In healthcare, the industry consolidation and the growing trend of DIY strategies of the top five out of 10 companies has only led to a few new projects. “The industry consolidation among several of the largest US players continues to weigh on our healthcare practice,” admitted Rajeev Mehta, president, Cognizant, during the post-results conference call in November.

Sudin Apte, CEO, Offshore Insights, an IT research and advisory firm, feels that the company has not been able to replicate the success it had in other verticals. “They haven’t been able to create the premium positioning in manufacturing, hi-tech retail, energy or utility verticals. They haven’t been able to create the same level of context, relevance and value. When you have grown to the size that Cognizant has, you can’t be dependent on one or two verticals for growth,” he says. 

Bright future?
While Cognizant has been early to identify digital as a future growth area, it hasn’t had the success that Accenture has. For that matter nor has any other Indian IT services provider.  “Accenture is distinct in its ability to focus on transformation and digital, combined with an aggressive M&A program. This has allowed them to build a commanding lead in digital, which is where much of the growth is. The difference between Accenture and the others is the money in M&A that Accenture has deployed to acquire talent and reputation. This has left Cognizant and the rest of the industry in the dust and has allowed Accenture to capture a lion’s share of this high growth segment,” says Samuel. Accenture has spent over $1.7 billion on acquisitions over the past two years, picking up over 30 companies. This has led to the consulting business growing around 30% in FY16 and currently makes up nearly one-third of its overall revenue. In fact during the same period, Accenture’s revenue from outsourcing grew a mere 4%, but the faster growth in consulting and the digital businesses made up for the slower growth in the outsourcing business. 
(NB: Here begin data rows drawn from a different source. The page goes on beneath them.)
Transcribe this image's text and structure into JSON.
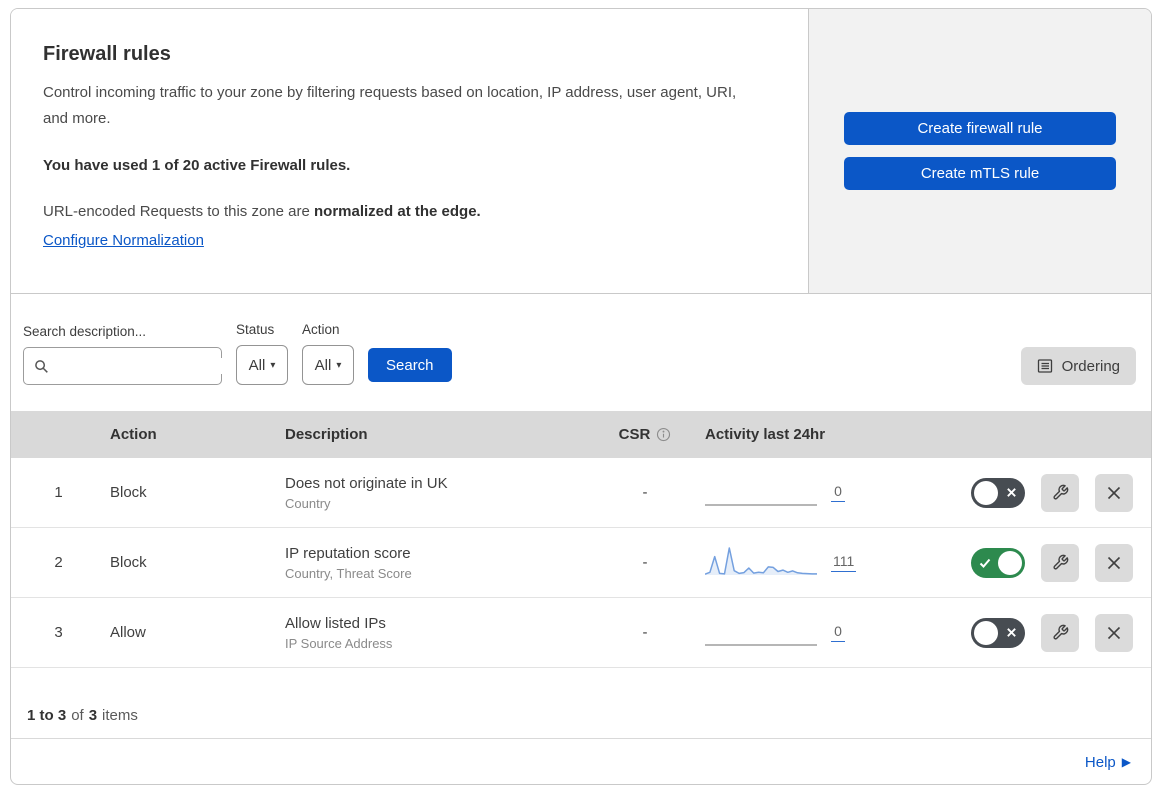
{
  "header": {
    "title": "Firewall rules",
    "description": "Control incoming traffic to your zone by filtering requests based on location, IP address, user agent, URI, and more.",
    "usage": "You have used 1 of 20 active Firewall rules.",
    "normalization_text": "URL-encoded Requests to this zone are",
    "normalization_bold": "normalized at the edge.",
    "normalization_link": "Configure Normalization"
  },
  "actions": {
    "create_firewall_rule": "Create firewall rule",
    "create_mtls_rule": "Create mTLS rule"
  },
  "filters": {
    "search_label": "Search description...",
    "status_label": "Status",
    "status_value": "All",
    "action_label": "Action",
    "action_value": "All",
    "search_button": "Search",
    "ordering_button": "Ordering"
  },
  "table": {
    "columns": {
      "action": "Action",
      "description": "Description",
      "csr": "CSR",
      "activity": "Activity last 24hr"
    },
    "rows": [
      {
        "index": "1",
        "action": "Block",
        "description": "Does not originate in UK",
        "criteria": "Country",
        "csr": "-",
        "activity_count": "0",
        "enabled": false,
        "sparkline": []
      },
      {
        "index": "2",
        "action": "Block",
        "description": "IP reputation score",
        "criteria": "Country, Threat Score",
        "csr": "-",
        "activity_count": "111",
        "enabled": true,
        "sparkline": [
          3,
          10,
          68,
          6,
          4,
          100,
          16,
          6,
          9,
          26,
          7,
          10,
          8,
          30,
          28,
          13,
          18,
          10,
          15,
          8,
          6,
          5,
          4,
          4
        ]
      },
      {
        "index": "3",
        "action": "Allow",
        "description": "Allow listed IPs",
        "criteria": "IP Source Address",
        "csr": "-",
        "activity_count": "0",
        "enabled": false,
        "sparkline": []
      }
    ]
  },
  "footer": {
    "range": "1 to 3",
    "of_word": "of",
    "total": "3",
    "items_word": "items"
  },
  "help": {
    "label": "Help"
  },
  "colors": {
    "accent_blue": "#0b57c7",
    "toggle_on_green": "#2d8a4e",
    "toggle_off_gray": "#474c52",
    "sparkline_blue": "#74a0df",
    "flat_line_gray": "#9e9e9e",
    "table_header_gray": "#d9d9d9",
    "panel_gray": "#f2f2f2"
  }
}
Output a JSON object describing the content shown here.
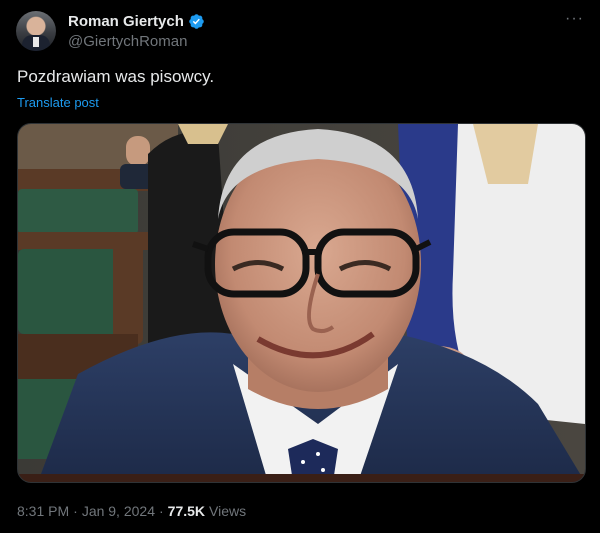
{
  "author": {
    "name": "Roman Giertych",
    "handle": "@GiertychRoman",
    "verified": true
  },
  "post": {
    "text": "Pozdrawiam was pisowcy.",
    "translate_label": "Translate post",
    "time": "8:31 PM",
    "separator": "·",
    "date": "Jan 9, 2024",
    "views_count": "77.5K",
    "views_label": "Views"
  },
  "menu": {
    "more_icon": "···"
  },
  "colors": {
    "background": "#000000",
    "text": "#e7e9ea",
    "secondary": "#71767b",
    "link": "#1d9bf0"
  }
}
The shift in discretionary spend is playing to Accenture’s strength. “Customers want to know how digital technologies will impact them and what is the pace of change and a lot of ideas and concepts are being explored and implemented in small steps,” says Schumacher.  “Accenture’s strategy and consulting business has been growing at a significantly higher rate than their IT outsourcing business which caught its offshore competitors off guard.  The view in the market is that Cognizant’s business consulting services are not on par with Accenture’s. Cognizant is still unable to attract the high calibre talent needed to develop deep business connections with customers that Accenture has and deliver a similarly compelling management consulting proposition,” he adds.  

Cognizant is also likely to go down the acquisition route with the company repatriating $2.8 billion sitting in its India entity to both the US and non-US geographies in the June 2016 quarter. The company is likely to go in for more tuck-in acquisitions, particularly to increase its geographical presence and technical capabilities. The company has already acquired around 25 companies in the digital space since 2014.  

What has worked to Cognizant’s advantage is the fact that the company’s sales engine is considered to be one of the best in the industry. “The company is more global in culture and local leaders have been given a lot of freedom to execute,” says Apte. 

Cognizant’s initial success was mainly an outcome of their quick response to changing client requirements after the financial crisis unfolded in 2008. Revenue grew from $2.81 billion in 2008 to $4.59 billion in 2010 when most of the industry was struggling. Then, in the next five years, they built on the lead to close revenue at $12.41 billion in 2015. They understood that customers were looking to cut costs and were open to an outcome-based model. So, it is time for Cognizant to pay closer attention to what clients want. After all, that’s what made it successful in the first place.